This painting depicts the artist’s wife, Sarah (nicknamed Sadie), in a boat on the river Epte near Giverny, France. Sadie was also a painter and often chose props for her husband’s compositions and posed as his model. The Friesekes were part of a large group of American artists living in Giverny at the beginning of the twentieth century, drawn by the presence of the famed French Impressionist Claude Monet. Frieseke occasionally depicted interior scenes with richly patterned fabrics and wallpaper, but preferred to paint his female models outdoors. Though Through the Vines is an outdoor scene, Frieseke creates an intimate space around his subject by framing her with dangling foliage, which compresses the space within the picture.

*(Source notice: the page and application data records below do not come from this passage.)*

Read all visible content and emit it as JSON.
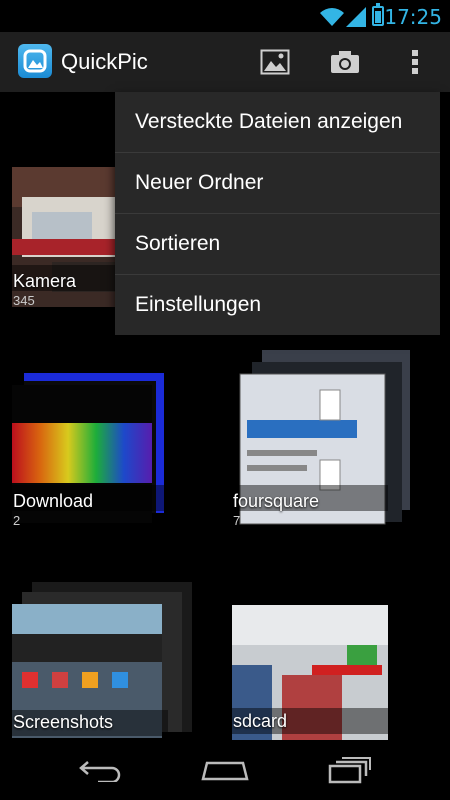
{
  "status": {
    "time": "17:25"
  },
  "app": {
    "title": "QuickPic"
  },
  "actionbar": {
    "icons": [
      "image-icon",
      "camera-icon",
      "overflow-menu-icon"
    ]
  },
  "menu": {
    "items": [
      {
        "label": "Versteckte Dateien anzeigen"
      },
      {
        "label": "Neuer Ordner"
      },
      {
        "label": "Sortieren"
      },
      {
        "label": "Einstellungen"
      }
    ]
  },
  "albums": [
    {
      "name": "Kamera",
      "count": "345"
    },
    {
      "name": "Download",
      "count": "2"
    },
    {
      "name": "foursquare",
      "count": "7"
    },
    {
      "name": "Screenshots",
      "count": ""
    },
    {
      "name": "sdcard",
      "count": ""
    }
  ],
  "colors": {
    "accent": "#33b5e5",
    "actionbar": "#1f1f1f",
    "menu": "#282828"
  }
}
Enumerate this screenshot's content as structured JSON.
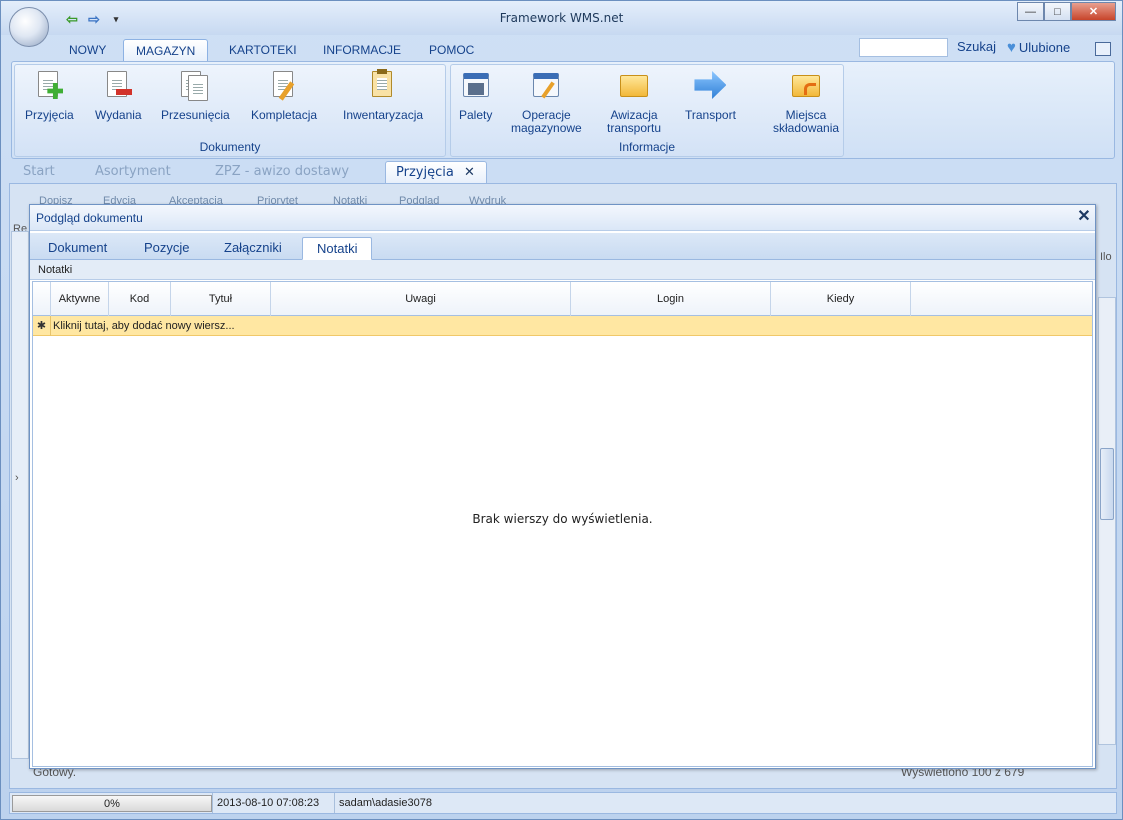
{
  "window": {
    "title": "Framework WMS.net"
  },
  "menu": {
    "tabs": [
      {
        "label": "NOWY"
      },
      {
        "label": "MAGAZYN"
      },
      {
        "label": "KARTOTEKI"
      },
      {
        "label": "INFORMACJE"
      },
      {
        "label": "POMOC"
      }
    ],
    "search_label": "Szukaj",
    "favorites_label": "Ulubione"
  },
  "ribbon": {
    "dokumenty": {
      "label": "Dokumenty",
      "buttons": [
        {
          "label": "Przyjęcia"
        },
        {
          "label": "Wydania"
        },
        {
          "label": "Przesunięcia"
        },
        {
          "label": "Kompletacja"
        },
        {
          "label": "Inwentaryzacja"
        }
      ]
    },
    "informacje": {
      "label": "Informacje",
      "buttons": [
        {
          "label": "Palety"
        },
        {
          "label_line1": "Operacje",
          "label_line2": "magazynowe"
        },
        {
          "label_line1": "Awizacja",
          "label_line2": "transportu"
        },
        {
          "label": "Transport"
        },
        {
          "label_line1": "Miejsca",
          "label_line2": "składowania"
        }
      ]
    }
  },
  "doc_tabs": [
    {
      "label": "Start"
    },
    {
      "label": "Asortyment"
    },
    {
      "label": "ZPZ - awizo dostawy"
    },
    {
      "label": "Przyjęcia"
    }
  ],
  "toolbar": {
    "items": [
      "Dopisz",
      "Edycja",
      "Akceptacja",
      "Priorytet",
      "Notatki",
      "Podgląd",
      "Wydruk"
    ]
  },
  "background": {
    "re_label": "Re",
    "ilo_label": "Ilo",
    "status": "Gotowy.",
    "count": "Wyświetlono 100 z 679"
  },
  "dialog": {
    "title": "Podgląd dokumentu",
    "tabs": [
      {
        "label": "Dokument"
      },
      {
        "label": "Pozycje"
      },
      {
        "label": "Załączniki"
      },
      {
        "label": "Notatki"
      }
    ],
    "section": "Notatki",
    "columns": [
      "Aktywne",
      "Kod",
      "Tytuł",
      "Uwagi",
      "Login",
      "Kiedy"
    ],
    "new_row": "Kliknij tutaj, aby dodać nowy wiersz...",
    "empty": "Brak wierszy do wyświetlenia."
  },
  "statusbar": {
    "progress": "0%",
    "progress_value": 0,
    "datetime": "2013-08-10 07:08:23",
    "user": "sadam\\adasie3078"
  }
}
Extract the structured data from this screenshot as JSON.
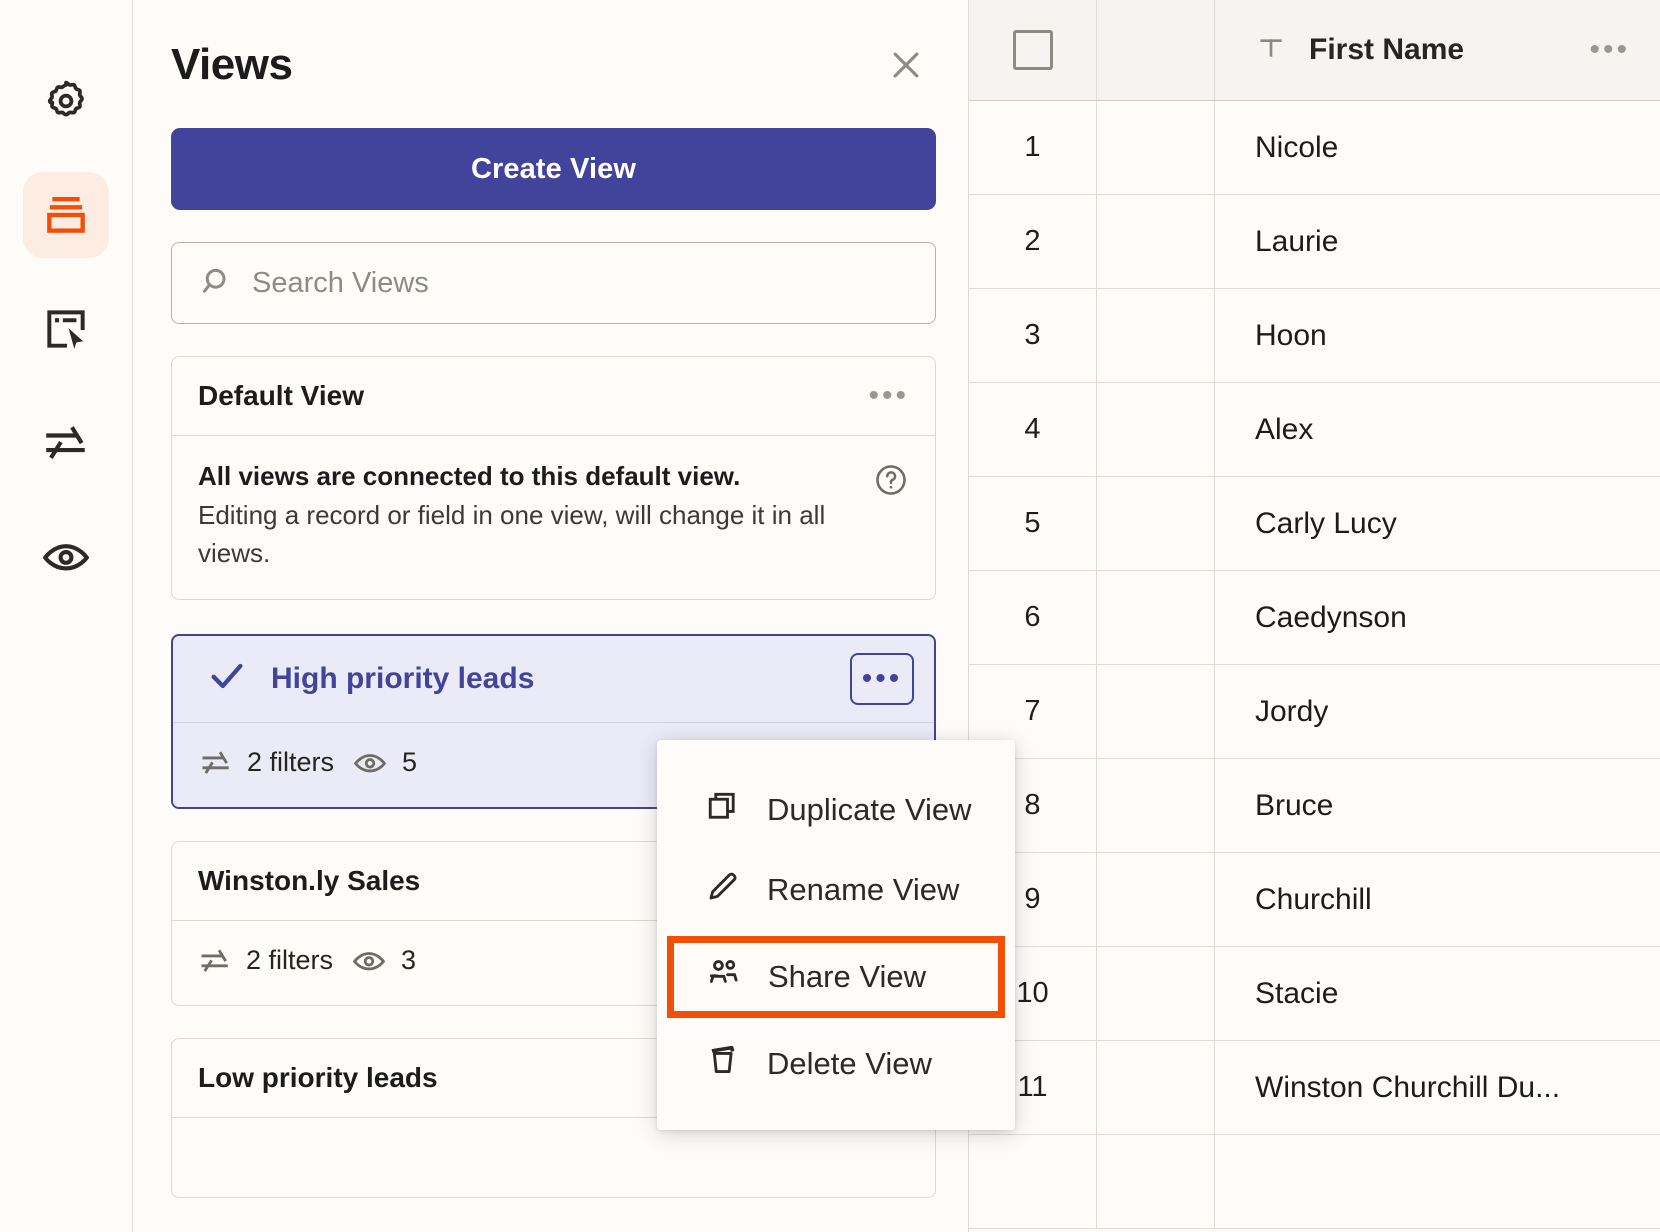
{
  "rail": {
    "items": [
      {
        "name": "settings-icon",
        "label": "Settings",
        "active": false
      },
      {
        "name": "views-icon",
        "label": "Views",
        "active": true
      },
      {
        "name": "forms-icon",
        "label": "Forms",
        "active": false
      },
      {
        "name": "filters-icon",
        "label": "Filters",
        "active": false
      },
      {
        "name": "visibility-icon",
        "label": "Hidden fields",
        "active": false
      }
    ]
  },
  "panel": {
    "title": "Views",
    "close_label": "×",
    "create_button": "Create View",
    "search": {
      "placeholder": "Search Views",
      "value": ""
    },
    "default_card": {
      "name": "Default View",
      "menu_dots": "•••",
      "notice_bold": "All views are connected to this default view.",
      "notice_text": "Editing a record or field in one view, will change it in all views."
    },
    "views": [
      {
        "name": "High priority leads",
        "selected": true,
        "filters": "2 filters",
        "fields": "5",
        "menu_dots": "•••"
      },
      {
        "name": "Winston.ly Sales",
        "selected": false,
        "filters": "2 filters",
        "fields": "3",
        "menu_dots": "•••"
      },
      {
        "name": "Low priority leads",
        "selected": false,
        "filters": "",
        "fields": "",
        "menu_dots": "•••"
      }
    ]
  },
  "context_menu": {
    "items": [
      {
        "label": "Duplicate View",
        "icon": "duplicate-icon",
        "highlighted": false
      },
      {
        "label": "Rename View",
        "icon": "pencil-icon",
        "highlighted": false
      },
      {
        "label": "Share View",
        "icon": "people-icon",
        "highlighted": true
      },
      {
        "label": "Delete View",
        "icon": "trash-icon",
        "highlighted": false
      }
    ],
    "highlight_color": "#f24e08"
  },
  "grid": {
    "header": {
      "select_all": "select-all-checkbox",
      "column_label": "First Name",
      "column_type_icon": "text-type-icon",
      "column_menu": "•••"
    },
    "rows": [
      {
        "num": "1",
        "first_name": "Nicole"
      },
      {
        "num": "2",
        "first_name": "Laurie"
      },
      {
        "num": "3",
        "first_name": "Hoon"
      },
      {
        "num": "4",
        "first_name": "Alex"
      },
      {
        "num": "5",
        "first_name": "Carly Lucy"
      },
      {
        "num": "6",
        "first_name": "Caedynson"
      },
      {
        "num": "7",
        "first_name": "Jordy"
      },
      {
        "num": "8",
        "first_name": "Bruce"
      },
      {
        "num": "9",
        "first_name": "Churchill"
      },
      {
        "num": "10",
        "first_name": "Stacie"
      },
      {
        "num": "11",
        "first_name": "Winston Churchill Du..."
      },
      {
        "num": "",
        "first_name": ""
      }
    ]
  },
  "colors": {
    "primary": "#41449a",
    "accent": "#f24e08",
    "background": "#fdfcf8",
    "selected_bg": "#ebebf7"
  }
}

Frederick C. Frieseke Through the Vines, around 1908 Collection of the Akron Art Museum The little river Epte runs through Giverny, stroking the underside of Monet's water lilies. In 1908 the river still supported enough fish enough to tempt Monet's neighbor, Frederick Frieseke, to occasionally leave his painting in favor of a less risky activity. Frieseke had visited Giverny earlier and was surely working there in the summer of 1905, when he wrote from the local Hotel Baudy to Sarah O'Bryan in Paris. The artist married O’Bryan in October of that year, and in the summer of 1906 the couple began renting a house near Monet’s. In the months of good weather they, like many among the summer colony of American artists, lived in Giverny. There Frieseke could expand his experiment of working directly from the figure in moving sunlight. Frieseke’s had been the standard painter’s training, prescribing the use of the regulated light that falls into the studio from the north. This exposure was chosen because the shifts in cast shadow were minimized, allowing the student to consider the three-dimensionality of a figure for many daylight hours while, now and then, a passing instructor complained about the harshness of a line, or the weight of a rendered volume. Under the north light, color also tended to remain muted and harmonious, and seldom shocked. By 1903 when Frieseke began painting out of doors, plein-air painting was already a well-established and highly visible tradition in Paris. He knew it well, but even so the change occurring in his work when he took his tools into the world outdoors was like being swept into a revolution. What first stands out when we look at Through the Vines is its vibrant, almost vicious color. Just two years earlier Frieseke had installed the murals of beach scenes he had painted for the Hotel Shelburne in Atlantic City. Although he painted the murals in his Paris studio, their scale—and their purpose as decoration—had finally weaned him from the obedient harmonies fostered by his academic training. In the murals Frieseke experimented with the color of the Fauves and of Edvard Munch and Joaquin Sorolla. The dazzling rush of color threatens but, with Frieseke, can never conquer the accuracy of his line. To paint outdoors is to wrestle with defiantly independent elements, including viscous and expensive materials, the plan of the painting, the changes to that plan caused by the act of painting, the wind, the threat of rain. In addition, the artist’s wife, in a boat, on the river, may at any moment complain that if she doesn’t get out of that costume and to the bakery before noon, lunch is going to be a problem. Or does someone else want to go? Likely enough Lawton Parker or Guy Rose may be on the bank and painting from this frantic idyll at the same time. Meanwhile, at 11:03:17 A.M., the painter, holding the canvas steady with one hand, has just caught sight of the transparent double discs of red light cast by the sun through the parasol onto the model’s cheek and chin—and he must have them. At 11:03:18 A.M. they will exist no longer. Their color and shape are as precious and fugitive as the illuminations on the skin of the neck, which are a different color since they have not passed through the parasol. Everyone and everything here is working. If the image presented should be read as one of leisure, the viewer might do well to remember the old show biz line, “Never let ‘em see you sweat.” - Nicholas Kilmer, 2001 Frederick Carl Frieseke: The Evolution of an American Impressionist. With essays by Nicholas Kilmer, Virginia M. Mecklenburg, David Sellin, and H. Barbara Weinberg. Savannah, Ga.: Telfair Museum of Art, 2001. Gerdts, William H. Monet's Giverny, an Impressionist Colony. New York: Abbeville, 1993. Sellin, David. Americans in Brittany and Normandy, 1860–1910. Phoenix: Phoenix Art Museum, 1982. Weber, Bruce. The Giverny Luminists: Frieseke, Miller and Their Circle. New York: Berry-Hill Galleries, 1995.
Signed recto LL "F. C. Frieseke"